On April 21, 2020, ADANE partnered with Dairy Farmers of America (DFA), a dairy farmer-owned cooperative, to organize the first of many milk donations providing more than 4,000 gallons of milk to the Salvation Army for distribution to its local members. DFA provided the milk and ADANE handled the logistics, volunteer recruitment and program publicity. Subsequently, the two dairy organizations distributed nearly 8,000 gallons of milk at Destiny USA where hundreds of cars lined up for miles. These events became the first of what turned out to be more than 25 public milk and food distribution events held throughout the Central New York region in 2020.

“With job losses, food insecurity and the need for assistance felt throughout our communities this past year, we are grateful for our family farmers, employees, industry partners and friends in the community for all the work they have done to get dairy from the farm to the tables of those in need,” said Jennifer Huson, Senior Director Marketing, Council Affairs and Industry Relations for DFA Northeast. “As a community of more than 12,500 family dairy farmers, we care deeply about the wellbeing of our neighbors and friends, and we’re committed to giving back in all the ways we can.”

Within the first six weeks, DFA donated almost 200,000 gallons of milk to those most in need through a mixture of public milk drives and in partnership with food banks and other community organizations.

With health organizations like the CDC (Centers For Disease Control) and WHO (World Health Organization) recommending a diet rich in essential nutrients as a key step to preventing infections and boosting the immune system, the New York State, as well as the USDA quickly made funds available to pay for milk donations through the Coronavirus Food Assistance Program (CFAP) and Nourish New York.

“We were able to coordinate the distribution between certified vendors and local non-profit organizations to get milk in the hands of those who needed it most,” says Rick Naczi, ADANE CEO. “It wouldn’t have been possible without a network of partners. From the famers who produce the milk to the dairy processors who distribute it, it was a partnership of love.”

To date, ADANE has worked with an expansive network of community partners that have distributed more than 920,000 gallons of milk, and the total is expected to surpass one million gallons by June. Over the past 12 months in Central New York alone that total is more than 175,000 gallons, and one organization that has helped to keep things flowing in Central New York is the Salvation Army, which has been responsible for distributing more than 90,000 gallons of milk to its members.
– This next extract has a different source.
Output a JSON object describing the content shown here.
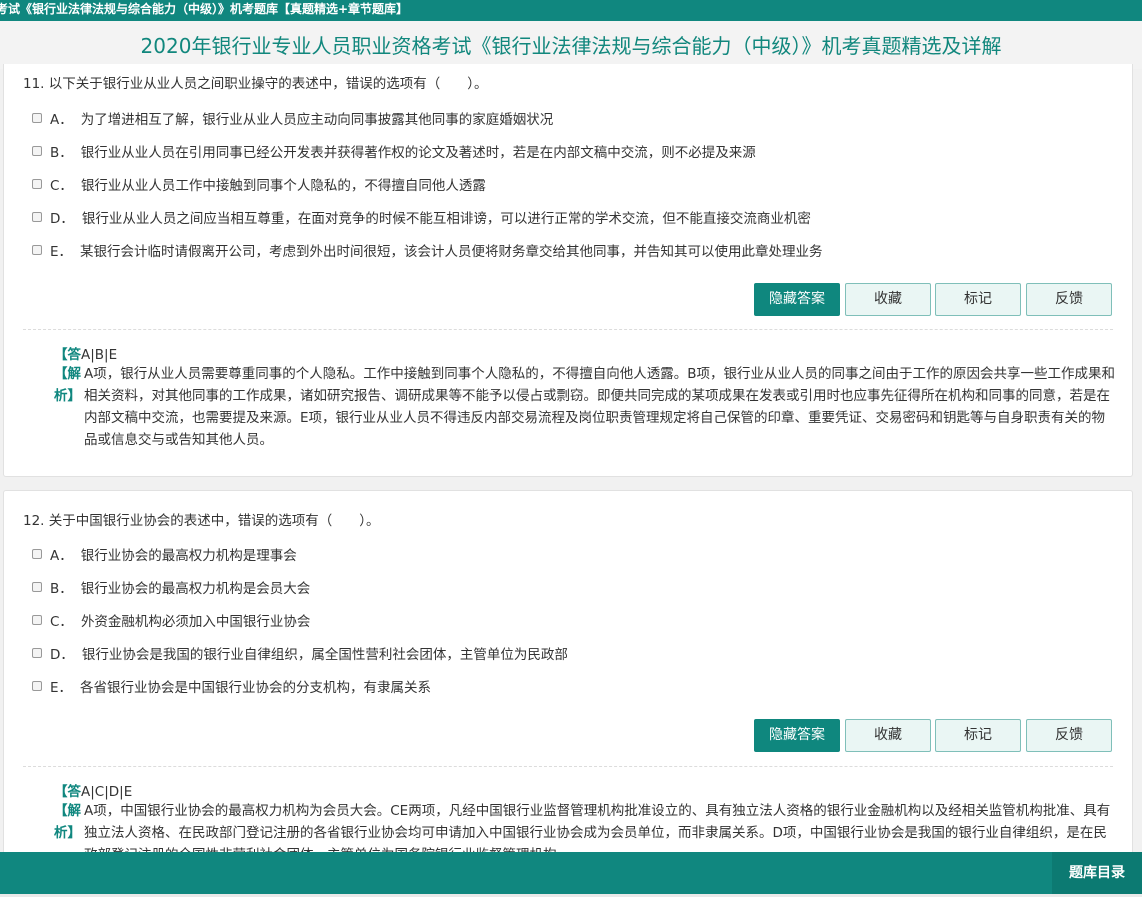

”When organizations work together, it is amazing how much can be accomplished,” said Major Gayle Miga of the Salvation Army. “The collaboration and partnership between the Salvation Army and American Dairy Association North East was a perfect fit to distribute milk and food, not just throughout Central New York, but the entire State. COVID-19 changed New York immediately and many families did not know where their next meal was coming from. Our goal of providing good nutrition and healthy meals was achieved, and over the last 365 days the Salvation Army has provided over five million meals.”

Yet, the number of hungry people persists. Feeding America has projected that 42-million people, including 13-million children will experience food insecurity this year.
“It has been heartwarming and humbling to play a small part in this year-long effort,” said Riehlman. “Not only has it been great to see everyone working together to give back to the community and how appreciative everyone is, but it has been truly rewarding to know that as dairy farmers, we are making a difference.”